A BBC film crew helped a group of penguins escape an icy gully in Antarctica. AFP
When we see a person in distress, our immediate reaction is to lend a hand. Not to do so would be a moral failure.
But what if we see an animal in distress, does the same logic apply?
This question was raised following the “rescue” of a group of penguins from an icy gully in Antarctica. It was filmed for the BBC wildlife series Dynasties.
The film crew was alarmed when they saw that a group of penguins had fallen into a gully and been trapped with their young. The crew dug a shallow ramp so that a few of the penguins could save themselves.
The case has taken the international media by storm. Viewers watching this episode let out a sigh of relief on social media. “I’m so glad. I understand not getting directly involved, but a helping hand isn’t interfering, right?” viewer Kathryn Shaw tweeted.
However, others think that human intervention is unnatural. It’s an unwritten rule among documentary filmmakers that they are there to observe, not to participate, according to CBS News. For example, in another episode of Dynasties, David the chimpanzee, was left to die after he was filmed being beaten up by other chimps.
“Tragedy is a part of life. You can’t have sunshine throughout your life. To have done anything else would only make matters worse and distort the truth,” said the show’s creator David Attenborough, according to The Times.
In this case, however, Mike Gunton, the executive producer of the series, said that this was a one-off situation. “There were no animals going to suffer by intervening. It wasn’t dangerous. You weren’t touching the animals and it was just felt by doing this... they had the opportunity to not have to keep slipping down the slope,” he told the BBC.
Such cases are familiar to Paul Nicklen, wildlife photographer for National Geographic.
“I have a practical view when it comes to the natural rhythm of life,” he told Metro. “If it’s ever a predator situation, no matter how gut-wrenching, you stay out of the way. Even when you are watching a male polar bear eat a cub.”
But he said that he would help animals if he saw no real gain or disruption to the ecosystem.

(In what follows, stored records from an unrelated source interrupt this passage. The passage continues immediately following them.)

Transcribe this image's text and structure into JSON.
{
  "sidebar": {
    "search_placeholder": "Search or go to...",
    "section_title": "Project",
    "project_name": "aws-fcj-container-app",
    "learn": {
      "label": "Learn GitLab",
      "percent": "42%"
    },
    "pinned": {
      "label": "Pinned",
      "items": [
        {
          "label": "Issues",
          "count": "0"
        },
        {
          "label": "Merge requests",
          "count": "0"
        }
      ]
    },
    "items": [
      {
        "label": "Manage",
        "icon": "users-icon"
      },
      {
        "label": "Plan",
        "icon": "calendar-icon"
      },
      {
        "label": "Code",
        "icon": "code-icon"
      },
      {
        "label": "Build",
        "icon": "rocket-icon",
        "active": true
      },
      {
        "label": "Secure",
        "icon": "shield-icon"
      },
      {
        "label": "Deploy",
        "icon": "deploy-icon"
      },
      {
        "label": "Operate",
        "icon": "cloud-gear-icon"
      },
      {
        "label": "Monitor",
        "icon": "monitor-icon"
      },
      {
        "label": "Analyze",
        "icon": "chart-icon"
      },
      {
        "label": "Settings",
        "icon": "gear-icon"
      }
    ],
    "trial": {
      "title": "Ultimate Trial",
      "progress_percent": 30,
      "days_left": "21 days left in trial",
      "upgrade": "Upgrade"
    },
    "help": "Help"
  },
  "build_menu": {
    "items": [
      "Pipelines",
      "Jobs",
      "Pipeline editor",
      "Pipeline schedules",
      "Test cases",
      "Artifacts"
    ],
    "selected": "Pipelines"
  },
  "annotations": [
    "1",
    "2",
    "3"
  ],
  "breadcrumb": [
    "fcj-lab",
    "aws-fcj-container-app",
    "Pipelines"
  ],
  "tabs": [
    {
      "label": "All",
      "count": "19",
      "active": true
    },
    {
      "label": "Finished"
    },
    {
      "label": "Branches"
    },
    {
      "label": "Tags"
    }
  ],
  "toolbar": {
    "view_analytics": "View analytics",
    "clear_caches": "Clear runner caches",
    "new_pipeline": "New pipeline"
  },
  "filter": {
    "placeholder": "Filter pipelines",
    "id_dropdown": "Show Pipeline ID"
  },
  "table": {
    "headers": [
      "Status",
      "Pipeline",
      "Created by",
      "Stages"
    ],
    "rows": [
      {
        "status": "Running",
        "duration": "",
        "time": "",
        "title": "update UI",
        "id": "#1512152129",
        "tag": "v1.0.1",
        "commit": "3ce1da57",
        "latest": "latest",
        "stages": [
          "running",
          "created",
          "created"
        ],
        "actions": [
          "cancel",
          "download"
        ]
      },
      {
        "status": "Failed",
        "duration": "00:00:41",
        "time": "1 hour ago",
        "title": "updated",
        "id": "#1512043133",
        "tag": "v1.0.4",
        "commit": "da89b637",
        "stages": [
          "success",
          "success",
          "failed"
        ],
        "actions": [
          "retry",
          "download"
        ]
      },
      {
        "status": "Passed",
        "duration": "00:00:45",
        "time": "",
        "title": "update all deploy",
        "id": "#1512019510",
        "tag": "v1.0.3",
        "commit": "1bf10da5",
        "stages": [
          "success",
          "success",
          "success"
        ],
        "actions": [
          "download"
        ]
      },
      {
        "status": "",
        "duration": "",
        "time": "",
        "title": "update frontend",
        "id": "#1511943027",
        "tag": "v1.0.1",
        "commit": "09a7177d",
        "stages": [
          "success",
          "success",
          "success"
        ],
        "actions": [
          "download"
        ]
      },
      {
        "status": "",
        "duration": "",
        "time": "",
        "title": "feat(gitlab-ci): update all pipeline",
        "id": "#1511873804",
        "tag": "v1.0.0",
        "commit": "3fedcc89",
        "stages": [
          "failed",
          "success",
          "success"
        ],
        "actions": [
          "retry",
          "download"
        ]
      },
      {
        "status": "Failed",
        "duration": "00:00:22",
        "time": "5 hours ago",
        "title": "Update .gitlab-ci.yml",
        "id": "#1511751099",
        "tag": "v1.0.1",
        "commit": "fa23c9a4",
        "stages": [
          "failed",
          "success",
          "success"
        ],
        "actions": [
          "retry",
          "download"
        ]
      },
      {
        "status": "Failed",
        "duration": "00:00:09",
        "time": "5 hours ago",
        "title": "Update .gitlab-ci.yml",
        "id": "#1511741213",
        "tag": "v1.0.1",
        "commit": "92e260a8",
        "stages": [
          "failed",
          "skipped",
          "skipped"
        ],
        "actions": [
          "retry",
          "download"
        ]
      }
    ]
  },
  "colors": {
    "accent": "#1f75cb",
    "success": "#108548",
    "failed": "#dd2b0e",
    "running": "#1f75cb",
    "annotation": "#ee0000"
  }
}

Indeed, there will always be two sides to the coin, and human beings will forever be conflicted in such circumstances. “There’s no rule book in those situations. You can only respond to the facts that are right there in front of you,” Will Lawson, the show’s director, told Daily Mail.